Acting Auditor-General Rheah Kujinga, has blamed poor oversight by directors of State-owned entities for gross mismanagement within the public institutions.
In a report for the financial year ended December 31, 2022, on State-owned enterprises (SoEs) and parastatals released this week, Kujinga flagged weak oversight.
“I continue to appreciate efforts made by the government in the form of statutory/structural reforms, inter alia, enactment of the Public Entities Corporate Governance Act [Chapter 10:31] and establishment of the Corporate Governance Unit in the Office of the President and Cabinet, that have contributed to reduction in entities without boards,” she said.
“However, the boards need to pay attention to matters raised so as to improve transparency and accountability by strengthening their internal audit units.”
She added: “In this report are instances of weak oversight over internal controls as evidenced by unsupported expenditure, non- alignment of accounting policies and processes with reporting framework (accounting standards), non- acquittal of travel and subsistence allowances, inadequate controls on fuel management, non-performance of bank reconciliations and non-compliance with tax laws and regulations.”
Kujinga raised concerns over flouting of tender procedures where government entities paid for undelivered goods.
“The enactment of the Public Procurement and Disposal of Public Assets Act [Chapter 22:23] brought an improvement in ensuring transparency in procurement of goods and services by public entities as well as ensuring fair, honest, cost effective and competitive procurement and disposal of assets,” Kujinga said.
“However, 20 issues relating to procurement of goods and services were noted and most of the issues relate to non-delivery of goods paid for.”
In the 2019 to 2021 annual reports, the Auditor-General raised 206 audit findings and 92 were addressed, 60 were partially addressed and 54 were not addressed.
Kujinga revealed that there were serious irregularities in the management of public funds in the report on appropriation accounts and fund accounts.
She said most ministries, departments and agencies had a net under spending mainly due to low revenue inflows which affected the achievement of some programme targets and service delivery by the affected ministries and commissions.
“There were several entities with variances between figures in the financial statements, returns and corresponding, related accounting records.
“In some cases, monthly reconciliations were not being done while in other cases there was no evidence that efforts were being made to clear the variances noted.
“This resulted in errors remaining undetected and not cleared thereby making it difficult to validate the correctness of the figures reported.”
In terms of management of public resources, the report revealed that Unallocated Reserves transfers to line ministries amounting to $194,853,258,615 were disbursed above the approved budget provision of $7,629,100,000.

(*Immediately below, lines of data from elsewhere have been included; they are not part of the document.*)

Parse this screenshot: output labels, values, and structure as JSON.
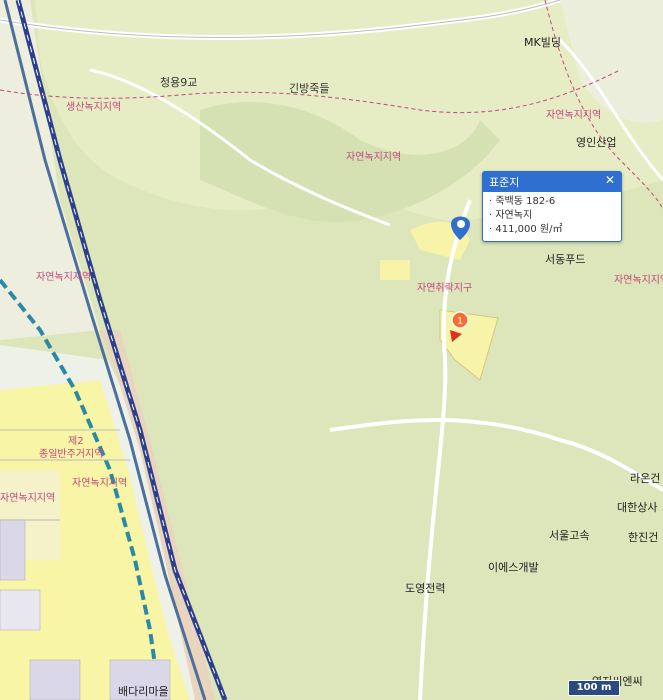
{
  "labels": {
    "bridge": "청용9교",
    "business_1": "긴방죽들",
    "building_mk": "MK빌딩",
    "company_youngin": "영인산업",
    "company_seodong": "서동푸드",
    "company_raon": "라온건",
    "company_daehan": "대한상사",
    "company_hanjin": "한진건",
    "company_seoul": "서울고속",
    "company_ies": "이에스개발",
    "company_doyoung": "도영전력",
    "company_youngji": "영지씨엔씨",
    "village": "배다리마을",
    "zone_production": "생산녹지지역",
    "zone_nature_1": "자연녹지지역",
    "zone_nature_2": "자연녹지지역",
    "zone_nature_3": "자연녹지지역",
    "zone_nature_4": "자연녹지지역",
    "zone_nature_5": "자연녹지지역",
    "zone_nature_6": "자연녹지지역",
    "zone_village": "자연취락지구",
    "zone_res_code": "제2",
    "zone_res": "종일반주거지역"
  },
  "popup": {
    "title": "표준지",
    "lines": [
      "죽백동 182-6",
      "자연녹지",
      "411,000 원/㎡"
    ]
  },
  "marker_number": "1",
  "scale": "100 m",
  "colors": {
    "land": "#e3e8c4",
    "natural_green": "#d3dfb1",
    "residential": "#f8f4a6",
    "railway": "#2c3e8e"
  }
}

This resulted in unauthorised excess expenditure of $87,224,158,615. Treasury was still to regularise the excess expenditure at the time of audit on May 16, 2022.
Text/ Image: NewsDay